What is needed
Restate the records in full and exactly, with no images included.

Data under study
= = = = =

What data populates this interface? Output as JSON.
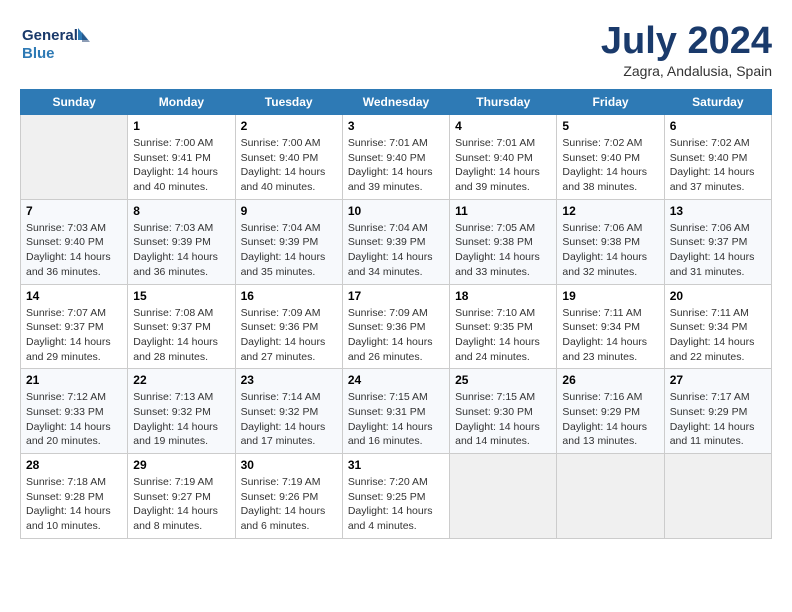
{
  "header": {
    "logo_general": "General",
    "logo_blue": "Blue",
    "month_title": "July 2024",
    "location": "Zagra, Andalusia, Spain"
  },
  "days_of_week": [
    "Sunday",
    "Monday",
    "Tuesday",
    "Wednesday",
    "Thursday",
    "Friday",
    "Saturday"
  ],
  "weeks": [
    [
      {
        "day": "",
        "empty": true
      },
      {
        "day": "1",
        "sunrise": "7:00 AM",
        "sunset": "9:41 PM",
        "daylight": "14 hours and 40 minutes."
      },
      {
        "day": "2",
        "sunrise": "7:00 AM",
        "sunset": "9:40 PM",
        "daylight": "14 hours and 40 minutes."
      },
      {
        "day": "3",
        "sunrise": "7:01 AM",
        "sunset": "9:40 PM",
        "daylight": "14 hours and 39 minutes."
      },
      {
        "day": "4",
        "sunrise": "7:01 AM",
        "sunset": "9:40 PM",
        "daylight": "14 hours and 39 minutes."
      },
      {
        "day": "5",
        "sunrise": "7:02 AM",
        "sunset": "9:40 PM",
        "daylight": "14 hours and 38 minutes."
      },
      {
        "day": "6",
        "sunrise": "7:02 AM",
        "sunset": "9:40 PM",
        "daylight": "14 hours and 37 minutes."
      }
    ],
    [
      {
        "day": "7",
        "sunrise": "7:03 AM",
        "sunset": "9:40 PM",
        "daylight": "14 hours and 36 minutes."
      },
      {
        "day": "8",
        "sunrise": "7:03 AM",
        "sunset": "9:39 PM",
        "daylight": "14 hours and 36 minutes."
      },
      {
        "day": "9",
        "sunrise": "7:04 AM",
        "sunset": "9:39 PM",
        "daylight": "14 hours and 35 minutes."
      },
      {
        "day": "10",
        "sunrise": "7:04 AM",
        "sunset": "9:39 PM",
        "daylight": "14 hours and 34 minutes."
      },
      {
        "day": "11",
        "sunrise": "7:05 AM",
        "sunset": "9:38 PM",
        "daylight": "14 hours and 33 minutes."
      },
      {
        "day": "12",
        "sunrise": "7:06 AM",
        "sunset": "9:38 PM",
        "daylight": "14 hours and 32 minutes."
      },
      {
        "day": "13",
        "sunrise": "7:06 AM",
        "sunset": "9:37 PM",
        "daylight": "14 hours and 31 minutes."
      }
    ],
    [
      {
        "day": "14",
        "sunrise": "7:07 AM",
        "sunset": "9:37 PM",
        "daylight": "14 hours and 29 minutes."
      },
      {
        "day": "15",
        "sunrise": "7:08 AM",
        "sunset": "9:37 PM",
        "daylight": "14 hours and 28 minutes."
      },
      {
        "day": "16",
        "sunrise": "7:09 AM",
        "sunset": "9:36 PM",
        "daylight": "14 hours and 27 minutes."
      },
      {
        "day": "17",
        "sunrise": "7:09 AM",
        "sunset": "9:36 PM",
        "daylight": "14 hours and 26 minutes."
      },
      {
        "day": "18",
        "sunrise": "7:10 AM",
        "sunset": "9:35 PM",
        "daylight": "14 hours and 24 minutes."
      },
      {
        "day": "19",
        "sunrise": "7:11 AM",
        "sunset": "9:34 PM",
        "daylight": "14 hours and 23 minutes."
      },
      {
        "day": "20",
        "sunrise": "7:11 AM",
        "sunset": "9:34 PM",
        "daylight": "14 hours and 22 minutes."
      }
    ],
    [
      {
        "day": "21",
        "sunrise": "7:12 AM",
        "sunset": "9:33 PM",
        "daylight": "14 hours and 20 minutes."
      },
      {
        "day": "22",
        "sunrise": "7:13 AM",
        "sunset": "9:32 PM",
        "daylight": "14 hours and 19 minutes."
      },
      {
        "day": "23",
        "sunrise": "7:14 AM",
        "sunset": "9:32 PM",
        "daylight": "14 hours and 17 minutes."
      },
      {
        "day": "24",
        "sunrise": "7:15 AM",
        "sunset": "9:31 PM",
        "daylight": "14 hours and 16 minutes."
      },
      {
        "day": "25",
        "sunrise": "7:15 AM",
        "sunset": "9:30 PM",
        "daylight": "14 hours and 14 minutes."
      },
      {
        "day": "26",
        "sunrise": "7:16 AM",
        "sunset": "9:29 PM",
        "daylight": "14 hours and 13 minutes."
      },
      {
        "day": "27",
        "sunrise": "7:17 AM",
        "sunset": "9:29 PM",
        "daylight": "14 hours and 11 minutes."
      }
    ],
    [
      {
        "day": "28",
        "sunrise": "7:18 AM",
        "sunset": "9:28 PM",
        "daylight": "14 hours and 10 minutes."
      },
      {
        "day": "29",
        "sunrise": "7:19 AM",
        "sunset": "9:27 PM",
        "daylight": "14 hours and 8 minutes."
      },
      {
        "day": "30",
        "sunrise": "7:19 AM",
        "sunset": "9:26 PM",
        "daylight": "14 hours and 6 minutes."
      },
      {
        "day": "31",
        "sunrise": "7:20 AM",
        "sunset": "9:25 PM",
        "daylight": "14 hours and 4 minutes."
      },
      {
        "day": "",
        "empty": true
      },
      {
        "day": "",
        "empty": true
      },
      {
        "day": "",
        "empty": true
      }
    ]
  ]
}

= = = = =

Completed task
What data populates this interface? Output as JSON.
{
  "header": {
    "logo_general": "General",
    "logo_blue": "Blue",
    "month_title": "July 2024",
    "location": "Zagra, Andalusia, Spain"
  },
  "days_of_week": [
    "Sunday",
    "Monday",
    "Tuesday",
    "Wednesday",
    "Thursday",
    "Friday",
    "Saturday"
  ],
  "weeks": [
    [
      {
        "day": "",
        "empty": true
      },
      {
        "day": "1",
        "sunrise": "7:00 AM",
        "sunset": "9:41 PM",
        "daylight": "14 hours and 40 minutes."
      },
      {
        "day": "2",
        "sunrise": "7:00 AM",
        "sunset": "9:40 PM",
        "daylight": "14 hours and 40 minutes."
      },
      {
        "day": "3",
        "sunrise": "7:01 AM",
        "sunset": "9:40 PM",
        "daylight": "14 hours and 39 minutes."
      },
      {
        "day": "4",
        "sunrise": "7:01 AM",
        "sunset": "9:40 PM",
        "daylight": "14 hours and 39 minutes."
      },
      {
        "day": "5",
        "sunrise": "7:02 AM",
        "sunset": "9:40 PM",
        "daylight": "14 hours and 38 minutes."
      },
      {
        "day": "6",
        "sunrise": "7:02 AM",
        "sunset": "9:40 PM",
        "daylight": "14 hours and 37 minutes."
      }
    ],
    [
      {
        "day": "7",
        "sunrise": "7:03 AM",
        "sunset": "9:40 PM",
        "daylight": "14 hours and 36 minutes."
      },
      {
        "day": "8",
        "sunrise": "7:03 AM",
        "sunset": "9:39 PM",
        "daylight": "14 hours and 36 minutes."
      },
      {
        "day": "9",
        "sunrise": "7:04 AM",
        "sunset": "9:39 PM",
        "daylight": "14 hours and 35 minutes."
      },
      {
        "day": "10",
        "sunrise": "7:04 AM",
        "sunset": "9:39 PM",
        "daylight": "14 hours and 34 minutes."
      },
      {
        "day": "11",
        "sunrise": "7:05 AM",
        "sunset": "9:38 PM",
        "daylight": "14 hours and 33 minutes."
      },
      {
        "day": "12",
        "sunrise": "7:06 AM",
        "sunset": "9:38 PM",
        "daylight": "14 hours and 32 minutes."
      },
      {
        "day": "13",
        "sunrise": "7:06 AM",
        "sunset": "9:37 PM",
        "daylight": "14 hours and 31 minutes."
      }
    ],
    [
      {
        "day": "14",
        "sunrise": "7:07 AM",
        "sunset": "9:37 PM",
        "daylight": "14 hours and 29 minutes."
      },
      {
        "day": "15",
        "sunrise": "7:08 AM",
        "sunset": "9:37 PM",
        "daylight": "14 hours and 28 minutes."
      },
      {
        "day": "16",
        "sunrise": "7:09 AM",
        "sunset": "9:36 PM",
        "daylight": "14 hours and 27 minutes."
      },
      {
        "day": "17",
        "sunrise": "7:09 AM",
        "sunset": "9:36 PM",
        "daylight": "14 hours and 26 minutes."
      },
      {
        "day": "18",
        "sunrise": "7:10 AM",
        "sunset": "9:35 PM",
        "daylight": "14 hours and 24 minutes."
      },
      {
        "day": "19",
        "sunrise": "7:11 AM",
        "sunset": "9:34 PM",
        "daylight": "14 hours and 23 minutes."
      },
      {
        "day": "20",
        "sunrise": "7:11 AM",
        "sunset": "9:34 PM",
        "daylight": "14 hours and 22 minutes."
      }
    ],
    [
      {
        "day": "21",
        "sunrise": "7:12 AM",
        "sunset": "9:33 PM",
        "daylight": "14 hours and 20 minutes."
      },
      {
        "day": "22",
        "sunrise": "7:13 AM",
        "sunset": "9:32 PM",
        "daylight": "14 hours and 19 minutes."
      },
      {
        "day": "23",
        "sunrise": "7:14 AM",
        "sunset": "9:32 PM",
        "daylight": "14 hours and 17 minutes."
      },
      {
        "day": "24",
        "sunrise": "7:15 AM",
        "sunset": "9:31 PM",
        "daylight": "14 hours and 16 minutes."
      },
      {
        "day": "25",
        "sunrise": "7:15 AM",
        "sunset": "9:30 PM",
        "daylight": "14 hours and 14 minutes."
      },
      {
        "day": "26",
        "sunrise": "7:16 AM",
        "sunset": "9:29 PM",
        "daylight": "14 hours and 13 minutes."
      },
      {
        "day": "27",
        "sunrise": "7:17 AM",
        "sunset": "9:29 PM",
        "daylight": "14 hours and 11 minutes."
      }
    ],
    [
      {
        "day": "28",
        "sunrise": "7:18 AM",
        "sunset": "9:28 PM",
        "daylight": "14 hours and 10 minutes."
      },
      {
        "day": "29",
        "sunrise": "7:19 AM",
        "sunset": "9:27 PM",
        "daylight": "14 hours and 8 minutes."
      },
      {
        "day": "30",
        "sunrise": "7:19 AM",
        "sunset": "9:26 PM",
        "daylight": "14 hours and 6 minutes."
      },
      {
        "day": "31",
        "sunrise": "7:20 AM",
        "sunset": "9:25 PM",
        "daylight": "14 hours and 4 minutes."
      },
      {
        "day": "",
        "empty": true
      },
      {
        "day": "",
        "empty": true
      },
      {
        "day": "",
        "empty": true
      }
    ]
  ]
}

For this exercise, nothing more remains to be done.